  1. You work right in the heart of a busy hospital (medical experience)

  2. You indirectly shadow emergency medicine physicians (medical experience)

  3. You get paid! (work experience)

In addition, you can also gain experience by volunteering in hospitals or free clinics, going on medical missions, working as an EMT, etc. The possibilities are endless. Oh, and don’t think you have to do a million and one things to beef up your application. In my opinion, if you had three main medical exposures (worked as a scribe, volunteered in a free clinic, and shadowed) for a decent length of time, that is more valuable then bouncing around and lightly dedicating yourself to dozens of activities. Remember, quality over quantity.

 

Step 5: Do some soul searching!

Finally, do some soul searching. If you have done steps 1-4 and still don’t know if medicine is for that is okay! Seriously. Try this activity: get a piece of paper and write down the pros and cons of becoming a doctor. Also, what are you concerned about? What are your fears? Do these have solutions? Fear is a powerful human emotion that can deter the greatest minds from accomplishing their greatest tasks. Personally, I know I am about to accomplish something big when I have a little fear because that means I am stepping outside of my comfort zone and I am reaching a new height that I have not reached before. It takes courage, strength and mental toughness to reach your goals.

Also, think about these questions when deciding on a career in medicine:

  • Why do you want to be a doctor?

  • Are you more interested in the financial gain and socioeconomic status?

  • If you applied to medical school and did not get in on the first attempt, would you try again or change careers?

  • If you couldn’t be a doctor, what would you be? Would you be happy?

 

What is Your Dream?

Becoming a doctor is a BIG commitment. Actually, it is a lifetime commitment. You sacrifice a lot, don’t have as much free time as your non-doctor friends, and spend countless hours studying often loaded on caffeine because there simply is not enough time in the day to match the amount of material medical students are responsible for knowing amongst many other things required of you. And oh by the way, say hello to sleep deprivation.

When I decided to become a doctor, my dad told me that there will be times where I will miss family gatherings, events, and other fun activities because I’ll either be working on the weekends, on-call or studying frivolously for yet another exam. And he was right! (I’m glad he warned me lol.) For example, I’ve missed:

  • My most recent birthday (was on-call working night shifts)

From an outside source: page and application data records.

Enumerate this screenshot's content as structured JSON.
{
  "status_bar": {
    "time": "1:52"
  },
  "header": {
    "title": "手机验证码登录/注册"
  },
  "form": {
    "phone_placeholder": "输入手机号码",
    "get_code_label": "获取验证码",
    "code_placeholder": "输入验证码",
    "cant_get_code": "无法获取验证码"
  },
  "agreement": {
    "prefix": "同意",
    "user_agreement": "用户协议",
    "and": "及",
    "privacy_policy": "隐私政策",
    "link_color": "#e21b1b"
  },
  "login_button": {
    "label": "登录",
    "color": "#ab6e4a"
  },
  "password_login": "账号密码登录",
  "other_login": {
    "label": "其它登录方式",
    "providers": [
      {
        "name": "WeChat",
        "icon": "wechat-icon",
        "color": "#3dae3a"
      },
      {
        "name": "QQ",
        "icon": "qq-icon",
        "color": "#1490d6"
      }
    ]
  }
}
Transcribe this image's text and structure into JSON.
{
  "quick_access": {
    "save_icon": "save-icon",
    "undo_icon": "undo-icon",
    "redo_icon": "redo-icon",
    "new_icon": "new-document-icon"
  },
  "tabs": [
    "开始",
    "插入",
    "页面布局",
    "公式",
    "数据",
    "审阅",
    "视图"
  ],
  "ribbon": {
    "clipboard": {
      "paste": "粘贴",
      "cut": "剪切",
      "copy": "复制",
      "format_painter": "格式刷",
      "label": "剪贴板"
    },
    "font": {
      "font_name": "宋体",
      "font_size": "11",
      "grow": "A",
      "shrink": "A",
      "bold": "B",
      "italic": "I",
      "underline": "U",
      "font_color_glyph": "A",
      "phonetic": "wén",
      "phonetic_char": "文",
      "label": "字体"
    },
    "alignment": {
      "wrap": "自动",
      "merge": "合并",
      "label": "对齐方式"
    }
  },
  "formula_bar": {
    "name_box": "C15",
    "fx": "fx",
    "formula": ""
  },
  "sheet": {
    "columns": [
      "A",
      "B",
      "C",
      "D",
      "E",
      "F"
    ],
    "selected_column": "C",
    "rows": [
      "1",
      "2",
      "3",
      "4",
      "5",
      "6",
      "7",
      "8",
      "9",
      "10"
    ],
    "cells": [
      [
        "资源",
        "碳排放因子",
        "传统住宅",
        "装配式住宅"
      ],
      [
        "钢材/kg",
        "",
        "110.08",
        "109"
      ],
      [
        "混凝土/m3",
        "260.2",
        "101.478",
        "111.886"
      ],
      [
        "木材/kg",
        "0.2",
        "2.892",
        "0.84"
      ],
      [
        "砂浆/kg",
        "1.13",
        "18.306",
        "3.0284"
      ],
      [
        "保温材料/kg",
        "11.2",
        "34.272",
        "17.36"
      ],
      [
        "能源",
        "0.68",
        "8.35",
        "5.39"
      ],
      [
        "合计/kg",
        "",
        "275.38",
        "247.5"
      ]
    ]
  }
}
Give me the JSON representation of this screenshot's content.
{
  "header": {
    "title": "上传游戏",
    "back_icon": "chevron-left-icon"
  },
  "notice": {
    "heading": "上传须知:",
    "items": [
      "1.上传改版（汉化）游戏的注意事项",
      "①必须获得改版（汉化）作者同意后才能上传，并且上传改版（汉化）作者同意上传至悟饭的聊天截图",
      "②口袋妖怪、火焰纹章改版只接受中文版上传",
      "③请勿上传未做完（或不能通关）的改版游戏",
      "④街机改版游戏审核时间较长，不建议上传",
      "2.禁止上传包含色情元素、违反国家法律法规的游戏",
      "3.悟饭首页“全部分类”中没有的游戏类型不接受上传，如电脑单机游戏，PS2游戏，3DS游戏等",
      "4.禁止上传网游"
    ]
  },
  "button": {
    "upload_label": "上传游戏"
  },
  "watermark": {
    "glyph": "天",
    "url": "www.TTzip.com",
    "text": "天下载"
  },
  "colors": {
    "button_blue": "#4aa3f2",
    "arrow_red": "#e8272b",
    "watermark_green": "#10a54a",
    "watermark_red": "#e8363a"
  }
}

  • My younger brothers’ college graduation party (was on-call)

  • My friend’s graduation (you guessed it)

Again, despite all of this, I still feel that this “doctor dream” is worth it for me. But this is about you! Think about some of the questions I listed above and really consider talking to people who are in the field currently (feel free to hit me up). Don’t feel obligated to rush your decision. At the end of the day, do what makes you happy because it is your life and you have to live it. Isn’t that something…

Summary:

Step 1: Take. Your. Time

Step 2: Explore different options.

Step 3: Talk to people in the field (I got you!)

Step 4: Spend as much time in the field as possible.

Step 5: Do some soul searching.

 

Stay fresh!

~ Alana aka “Dr. Trot”

Instagram: @iamdrtrot & @doctorgoals